What is being asked
Without omitting anything, return the records precisely as given.

* * * *

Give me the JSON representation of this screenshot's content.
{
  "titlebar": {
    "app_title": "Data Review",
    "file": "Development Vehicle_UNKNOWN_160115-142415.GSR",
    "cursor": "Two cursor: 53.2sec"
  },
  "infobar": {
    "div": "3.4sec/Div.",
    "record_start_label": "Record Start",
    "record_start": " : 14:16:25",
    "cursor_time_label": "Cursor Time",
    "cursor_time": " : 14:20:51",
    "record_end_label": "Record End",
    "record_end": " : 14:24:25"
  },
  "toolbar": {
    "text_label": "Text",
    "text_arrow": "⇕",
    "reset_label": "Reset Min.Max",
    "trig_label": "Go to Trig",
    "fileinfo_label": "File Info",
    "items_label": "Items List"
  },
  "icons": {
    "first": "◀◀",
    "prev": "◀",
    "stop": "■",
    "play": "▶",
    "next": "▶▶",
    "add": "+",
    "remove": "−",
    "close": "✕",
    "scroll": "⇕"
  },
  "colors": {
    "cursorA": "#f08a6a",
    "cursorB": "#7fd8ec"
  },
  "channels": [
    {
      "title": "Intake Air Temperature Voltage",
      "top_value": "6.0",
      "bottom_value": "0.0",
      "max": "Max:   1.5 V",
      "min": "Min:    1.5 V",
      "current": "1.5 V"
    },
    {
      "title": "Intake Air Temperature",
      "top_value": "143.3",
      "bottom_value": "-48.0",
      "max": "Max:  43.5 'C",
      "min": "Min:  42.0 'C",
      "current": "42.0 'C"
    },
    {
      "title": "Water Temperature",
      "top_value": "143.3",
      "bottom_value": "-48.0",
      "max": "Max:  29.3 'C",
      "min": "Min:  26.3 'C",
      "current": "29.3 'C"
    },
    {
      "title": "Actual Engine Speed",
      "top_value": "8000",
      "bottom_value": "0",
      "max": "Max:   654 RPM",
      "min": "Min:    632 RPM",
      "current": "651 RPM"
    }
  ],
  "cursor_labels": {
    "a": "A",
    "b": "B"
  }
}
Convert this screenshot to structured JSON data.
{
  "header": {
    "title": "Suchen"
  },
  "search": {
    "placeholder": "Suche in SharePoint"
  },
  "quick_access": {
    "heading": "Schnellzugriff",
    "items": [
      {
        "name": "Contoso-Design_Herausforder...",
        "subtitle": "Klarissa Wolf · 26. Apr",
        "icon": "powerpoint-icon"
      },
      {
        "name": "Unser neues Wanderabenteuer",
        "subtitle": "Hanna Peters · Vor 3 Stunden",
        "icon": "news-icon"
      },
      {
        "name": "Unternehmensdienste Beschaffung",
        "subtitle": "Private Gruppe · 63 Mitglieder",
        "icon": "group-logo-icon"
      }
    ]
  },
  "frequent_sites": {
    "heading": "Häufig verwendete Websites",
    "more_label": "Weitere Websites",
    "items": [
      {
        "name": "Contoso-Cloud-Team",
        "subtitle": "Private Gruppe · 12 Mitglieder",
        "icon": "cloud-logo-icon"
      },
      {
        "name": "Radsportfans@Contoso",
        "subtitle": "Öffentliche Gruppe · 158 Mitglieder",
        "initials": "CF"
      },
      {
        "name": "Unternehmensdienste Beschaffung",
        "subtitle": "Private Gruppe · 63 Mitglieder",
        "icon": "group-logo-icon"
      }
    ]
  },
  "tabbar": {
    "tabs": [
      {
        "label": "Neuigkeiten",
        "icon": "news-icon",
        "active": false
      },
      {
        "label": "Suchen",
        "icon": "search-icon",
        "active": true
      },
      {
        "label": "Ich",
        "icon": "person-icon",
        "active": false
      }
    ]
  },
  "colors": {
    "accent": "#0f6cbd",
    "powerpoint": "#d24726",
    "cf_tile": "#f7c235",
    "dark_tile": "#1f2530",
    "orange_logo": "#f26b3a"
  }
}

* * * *

Task answer
Give me the JSON representation of this screenshot's content.
{
  "titlebar": {
    "app_title": "Data Review",
    "file": "Development Vehicle_UNKNOWN_160115-142415.GSR",
    "cursor": "Two cursor: 53.2sec"
  },
  "infobar": {
    "div": "3.4sec/Div.",
    "record_start_label": "Record Start",
    "record_start": " : 14:16:25",
    "cursor_time_label": "Cursor Time",
    "cursor_time": " : 14:20:51",
    "record_end_label": "Record End",
    "record_end": " : 14:24:25"
  },
  "toolbar": {
    "text_label": "Text",
    "text_arrow": "⇕",
    "reset_label": "Reset Min.Max",
    "trig_label": "Go to Trig",
    "fileinfo_label": "File Info",
    "items_label": "Items List"
  },
  "icons": {
    "first": "◀◀",
    "prev": "◀",
    "stop": "■",
    "play": "▶",
    "next": "▶▶",
    "add": "+",
    "remove": "−",
    "close": "✕",
    "scroll": "⇕"
  },
  "colors": {
    "cursorA": "#f08a6a",
    "cursorB": "#7fd8ec"
  },
  "channels": [
    {
      "title": "Intake Air Temperature Voltage",
      "top_value": "6.0",
      "bottom_value": "0.0",
      "max": "Max:   1.5 V",
      "min": "Min:    1.5 V",
      "current": "1.5 V"
    },
    {
      "title": "Intake Air Temperature",
      "top_value": "143.3",
      "bottom_value": "-48.0",
      "max": "Max:  43.5 'C",
      "min": "Min:  42.0 'C",
      "current": "42.0 'C"
    },
    {
      "title": "Water Temperature",
      "top_value": "143.3",
      "bottom_value": "-48.0",
      "max": "Max:  29.3 'C",
      "min": "Min:  26.3 'C",
      "current": "29.3 'C"
    },
    {
      "title": "Actual Engine Speed",
      "top_value": "8000",
      "bottom_value": "0",
      "max": "Max:   654 RPM",
      "min": "Min:    632 RPM",
      "current": "651 RPM"
    }
  ],
  "cursor_labels": {
    "a": "A",
    "b": "B"
  }
}
Convert this screenshot to structured JSON data.
{
  "header": {
    "title": "Suchen"
  },
  "search": {
    "placeholder": "Suche in SharePoint"
  },
  "quick_access": {
    "heading": "Schnellzugriff",
    "items": [
      {
        "name": "Contoso-Design_Herausforder...",
        "subtitle": "Klarissa Wolf · 26. Apr",
        "icon": "powerpoint-icon"
      },
      {
        "name": "Unser neues Wanderabenteuer",
        "subtitle": "Hanna Peters · Vor 3 Stunden",
        "icon": "news-icon"
      },
      {
        "name": "Unternehmensdienste Beschaffung",
        "subtitle": "Private Gruppe · 63 Mitglieder",
        "icon": "group-logo-icon"
      }
    ]
  },
  "frequent_sites": {
    "heading": "Häufig verwendete Websites",
    "more_label": "Weitere Websites",
    "items": [
      {
        "name": "Contoso-Cloud-Team",
        "subtitle": "Private Gruppe · 12 Mitglieder",
        "icon": "cloud-logo-icon"
      },
      {
        "name": "Radsportfans@Contoso",
        "subtitle": "Öffentliche Gruppe · 158 Mitglieder",
        "initials": "CF"
      },
      {
        "name": "Unternehmensdienste Beschaffung",
        "subtitle": "Private Gruppe · 63 Mitglieder",
        "icon": "group-logo-icon"
      }
    ]
  },
  "tabbar": {
    "tabs": [
      {
        "label": "Neuigkeiten",
        "icon": "news-icon",
        "active": false
      },
      {
        "label": "Suchen",
        "icon": "search-icon",
        "active": true
      },
      {
        "label": "Ich",
        "icon": "person-icon",
        "active": false
      }
    ]
  },
  "colors": {
    "accent": "#0f6cbd",
    "powerpoint": "#d24726",
    "cf_tile": "#f7c235",
    "dark_tile": "#1f2530",
    "orange_logo": "#f26b3a"
  }
}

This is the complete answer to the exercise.